VERRA, a carbon measurement verification firm becoming well-known globally, uses various methods to estimate SOC, all of them following “scientifically-established procedures described in peer-reviewed journals or nationally-approved soil testing standards.”
Measurement of SOC is the first step, but for farmers to actually get paid in a carbon market, Reinke stresses that current inefficiencies and costs relating to sampling, measuring and verification need to be reduced.
Tenuta agrees, noting that the issue of everyone taking their cut, from the verification/measurement firm to the credit aggregator to the trader, has always been a concern. He thinks farmers will start to get excited when price is about US$ 40 per tonne CO2.

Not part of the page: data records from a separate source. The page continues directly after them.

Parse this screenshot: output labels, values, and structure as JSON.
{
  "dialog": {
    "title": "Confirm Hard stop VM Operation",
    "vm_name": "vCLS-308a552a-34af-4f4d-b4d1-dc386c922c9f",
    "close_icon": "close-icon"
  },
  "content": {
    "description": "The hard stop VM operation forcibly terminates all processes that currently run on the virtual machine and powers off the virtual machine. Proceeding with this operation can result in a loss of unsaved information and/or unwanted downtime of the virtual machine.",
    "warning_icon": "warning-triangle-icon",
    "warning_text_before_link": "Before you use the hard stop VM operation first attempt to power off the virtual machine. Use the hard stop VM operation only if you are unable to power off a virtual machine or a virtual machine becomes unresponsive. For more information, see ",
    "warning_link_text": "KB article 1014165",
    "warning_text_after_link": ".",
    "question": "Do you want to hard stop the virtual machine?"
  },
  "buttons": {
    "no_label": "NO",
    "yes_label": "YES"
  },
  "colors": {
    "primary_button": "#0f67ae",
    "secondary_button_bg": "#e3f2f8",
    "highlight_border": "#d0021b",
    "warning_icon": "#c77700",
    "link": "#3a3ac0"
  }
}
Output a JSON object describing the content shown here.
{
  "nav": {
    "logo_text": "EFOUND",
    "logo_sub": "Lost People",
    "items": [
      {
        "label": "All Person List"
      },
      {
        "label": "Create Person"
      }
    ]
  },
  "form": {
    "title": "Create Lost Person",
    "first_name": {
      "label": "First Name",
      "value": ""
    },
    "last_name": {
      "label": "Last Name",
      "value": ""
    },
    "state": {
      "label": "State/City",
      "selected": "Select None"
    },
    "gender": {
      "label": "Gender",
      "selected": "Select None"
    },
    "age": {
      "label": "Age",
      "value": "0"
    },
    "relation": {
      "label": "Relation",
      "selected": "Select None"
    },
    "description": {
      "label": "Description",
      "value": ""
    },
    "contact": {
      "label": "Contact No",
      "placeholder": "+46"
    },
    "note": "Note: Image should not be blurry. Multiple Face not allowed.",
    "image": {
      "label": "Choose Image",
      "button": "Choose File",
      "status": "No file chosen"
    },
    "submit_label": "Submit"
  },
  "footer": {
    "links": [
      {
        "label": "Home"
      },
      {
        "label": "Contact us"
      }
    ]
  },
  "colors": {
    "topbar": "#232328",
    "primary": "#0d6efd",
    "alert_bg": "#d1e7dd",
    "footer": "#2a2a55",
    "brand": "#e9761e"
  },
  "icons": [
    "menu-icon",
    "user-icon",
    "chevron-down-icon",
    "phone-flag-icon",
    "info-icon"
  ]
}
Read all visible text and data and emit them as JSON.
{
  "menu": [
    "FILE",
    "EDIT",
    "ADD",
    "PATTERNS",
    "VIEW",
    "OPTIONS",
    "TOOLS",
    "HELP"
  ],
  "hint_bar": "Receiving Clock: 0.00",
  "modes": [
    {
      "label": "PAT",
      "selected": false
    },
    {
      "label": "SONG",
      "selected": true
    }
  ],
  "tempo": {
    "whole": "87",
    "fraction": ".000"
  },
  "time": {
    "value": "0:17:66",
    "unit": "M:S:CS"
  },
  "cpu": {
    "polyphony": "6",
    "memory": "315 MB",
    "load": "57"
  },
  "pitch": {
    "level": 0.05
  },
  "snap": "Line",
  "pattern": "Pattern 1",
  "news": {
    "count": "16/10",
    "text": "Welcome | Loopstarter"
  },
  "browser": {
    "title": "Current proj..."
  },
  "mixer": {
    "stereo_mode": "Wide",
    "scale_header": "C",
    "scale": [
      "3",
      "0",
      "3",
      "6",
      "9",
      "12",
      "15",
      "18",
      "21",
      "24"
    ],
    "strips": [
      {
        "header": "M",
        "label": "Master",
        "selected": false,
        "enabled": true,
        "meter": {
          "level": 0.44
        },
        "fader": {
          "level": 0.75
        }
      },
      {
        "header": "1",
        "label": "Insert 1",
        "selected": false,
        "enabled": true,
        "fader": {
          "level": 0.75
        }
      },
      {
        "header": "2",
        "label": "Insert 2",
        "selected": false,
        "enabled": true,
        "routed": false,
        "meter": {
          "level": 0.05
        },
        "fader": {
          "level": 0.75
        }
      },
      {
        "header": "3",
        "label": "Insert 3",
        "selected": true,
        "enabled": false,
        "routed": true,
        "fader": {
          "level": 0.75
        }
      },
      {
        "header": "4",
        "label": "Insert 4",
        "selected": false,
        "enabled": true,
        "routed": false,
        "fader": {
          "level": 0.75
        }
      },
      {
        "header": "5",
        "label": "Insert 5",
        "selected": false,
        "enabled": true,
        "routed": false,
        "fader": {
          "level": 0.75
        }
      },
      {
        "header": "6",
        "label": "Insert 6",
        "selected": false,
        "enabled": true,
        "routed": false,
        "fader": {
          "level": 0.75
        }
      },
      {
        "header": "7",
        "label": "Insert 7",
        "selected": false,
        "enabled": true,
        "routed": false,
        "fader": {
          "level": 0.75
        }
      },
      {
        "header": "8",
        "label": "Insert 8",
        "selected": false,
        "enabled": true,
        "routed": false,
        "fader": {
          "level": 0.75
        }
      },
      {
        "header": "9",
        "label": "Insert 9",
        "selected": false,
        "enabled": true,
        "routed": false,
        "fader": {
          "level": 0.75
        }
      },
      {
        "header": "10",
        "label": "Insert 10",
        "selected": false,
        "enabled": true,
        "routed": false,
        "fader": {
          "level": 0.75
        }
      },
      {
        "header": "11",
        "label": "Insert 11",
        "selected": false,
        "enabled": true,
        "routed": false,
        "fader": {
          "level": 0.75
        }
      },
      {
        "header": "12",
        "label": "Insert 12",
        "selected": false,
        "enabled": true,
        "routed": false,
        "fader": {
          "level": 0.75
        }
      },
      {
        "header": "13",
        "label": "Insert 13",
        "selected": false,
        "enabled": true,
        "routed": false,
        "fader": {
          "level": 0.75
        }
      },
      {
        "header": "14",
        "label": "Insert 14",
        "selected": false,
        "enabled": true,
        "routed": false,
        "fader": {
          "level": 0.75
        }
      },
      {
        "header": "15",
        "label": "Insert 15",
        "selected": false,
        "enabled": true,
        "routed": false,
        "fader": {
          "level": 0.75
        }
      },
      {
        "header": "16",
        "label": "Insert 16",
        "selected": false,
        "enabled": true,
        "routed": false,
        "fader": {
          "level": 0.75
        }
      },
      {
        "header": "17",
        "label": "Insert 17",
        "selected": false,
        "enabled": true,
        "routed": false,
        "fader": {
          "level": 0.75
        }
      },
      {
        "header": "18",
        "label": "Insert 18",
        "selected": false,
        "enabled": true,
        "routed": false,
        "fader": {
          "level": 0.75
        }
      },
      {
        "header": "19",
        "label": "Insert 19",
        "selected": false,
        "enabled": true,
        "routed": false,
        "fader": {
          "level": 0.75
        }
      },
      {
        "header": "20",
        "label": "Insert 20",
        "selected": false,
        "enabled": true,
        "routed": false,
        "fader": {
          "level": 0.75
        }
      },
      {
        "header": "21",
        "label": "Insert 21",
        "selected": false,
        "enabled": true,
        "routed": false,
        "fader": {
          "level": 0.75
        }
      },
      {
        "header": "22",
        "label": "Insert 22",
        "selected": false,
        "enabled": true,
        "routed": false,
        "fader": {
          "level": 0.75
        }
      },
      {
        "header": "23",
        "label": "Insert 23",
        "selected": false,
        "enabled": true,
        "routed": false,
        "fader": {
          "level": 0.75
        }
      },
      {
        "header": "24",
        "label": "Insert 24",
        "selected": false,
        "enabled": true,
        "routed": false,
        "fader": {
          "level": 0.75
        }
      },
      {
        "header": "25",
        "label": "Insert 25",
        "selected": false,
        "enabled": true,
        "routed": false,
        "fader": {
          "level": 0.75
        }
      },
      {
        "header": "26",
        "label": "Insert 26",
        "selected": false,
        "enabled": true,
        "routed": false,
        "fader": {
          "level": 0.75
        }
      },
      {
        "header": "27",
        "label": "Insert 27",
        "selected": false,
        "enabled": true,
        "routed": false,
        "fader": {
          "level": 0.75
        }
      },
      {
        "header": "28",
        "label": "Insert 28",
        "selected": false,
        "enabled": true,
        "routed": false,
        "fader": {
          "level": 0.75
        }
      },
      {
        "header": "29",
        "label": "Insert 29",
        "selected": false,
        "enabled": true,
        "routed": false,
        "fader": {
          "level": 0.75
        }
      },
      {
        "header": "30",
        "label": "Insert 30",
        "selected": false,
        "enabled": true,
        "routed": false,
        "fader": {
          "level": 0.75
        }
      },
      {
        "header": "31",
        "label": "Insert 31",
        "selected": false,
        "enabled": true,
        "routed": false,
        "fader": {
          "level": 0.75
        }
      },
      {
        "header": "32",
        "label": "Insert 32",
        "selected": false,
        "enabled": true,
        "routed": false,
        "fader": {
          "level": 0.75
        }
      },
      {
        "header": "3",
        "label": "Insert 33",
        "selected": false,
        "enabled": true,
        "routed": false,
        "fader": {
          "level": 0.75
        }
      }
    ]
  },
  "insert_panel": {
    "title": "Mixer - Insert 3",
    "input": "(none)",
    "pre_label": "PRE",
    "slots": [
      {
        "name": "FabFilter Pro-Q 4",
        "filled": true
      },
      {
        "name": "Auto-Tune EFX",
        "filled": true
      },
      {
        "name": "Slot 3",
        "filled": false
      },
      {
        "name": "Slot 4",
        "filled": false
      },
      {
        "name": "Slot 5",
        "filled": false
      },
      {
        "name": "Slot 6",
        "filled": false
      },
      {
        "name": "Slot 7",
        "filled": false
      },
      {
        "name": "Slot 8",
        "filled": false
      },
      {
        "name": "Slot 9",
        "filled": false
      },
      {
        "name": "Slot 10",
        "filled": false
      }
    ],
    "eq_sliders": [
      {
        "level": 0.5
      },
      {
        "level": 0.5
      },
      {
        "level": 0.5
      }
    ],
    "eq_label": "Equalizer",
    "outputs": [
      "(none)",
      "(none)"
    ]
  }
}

Demand is about to explode for ag carbon credits in the US and supply will be the issue, which should drive up price but it takes farmers time to make changes on their farms
Right now in the US, Reinke reports that there have only been a few sales over the last year or so of agricultural carbon credits, in the hundreds of thousands of tonnes, and farmers have received only roughly US$ 15 a tonne. “Demand is about to explode for ag carbon credits in the US and supply will be the issue, which should drive up price but it takes farmers time to make changes on their farms,” he says.
“The good news is that only about 15% of acreage in US right now is under cover crops and rates of reduced tilling usage are low, so there is lots of opportunity for SOC sequestration. Farmers who already use cover crops can shift to longer-growing ones or different mixes that leave more biomass behind. The benefits of reduced till and cover crops are already known and farmers just need advice and reassurance from peers. I think the perceived risk of yield loss with these practices is bigger than the actual risk.”
Tenuta agrees, noting that farmers and manufacturers have perfected direct seeding resulting in no yield reductions on the Canadian Prairies. “The seeders are purchased when it’s time for planting equipment replacement,” he explains. “The yield improvements from no-till, cover cropping and so on will come over a number of years and that’s an incentive itself.”
He adds that more and more farmers are using the ‘4R’ practices to improve efficiency of nitrogen fertiliser application; this comes with a reduction in N2O (nitrous oxide) emissions, which have a carbon market value as they are greenhouse gases.
Heaney believes the biggest challenge to farmers getting adequate carbon credit payment is collecting and entering data. It’s time-consuming and can involve the introduction of errors. This is where, Heaney says, “digital agriculture plays a key role.” Farms already plugged into some digital farm management platforms already capture most of the data required for carbon credit attainment.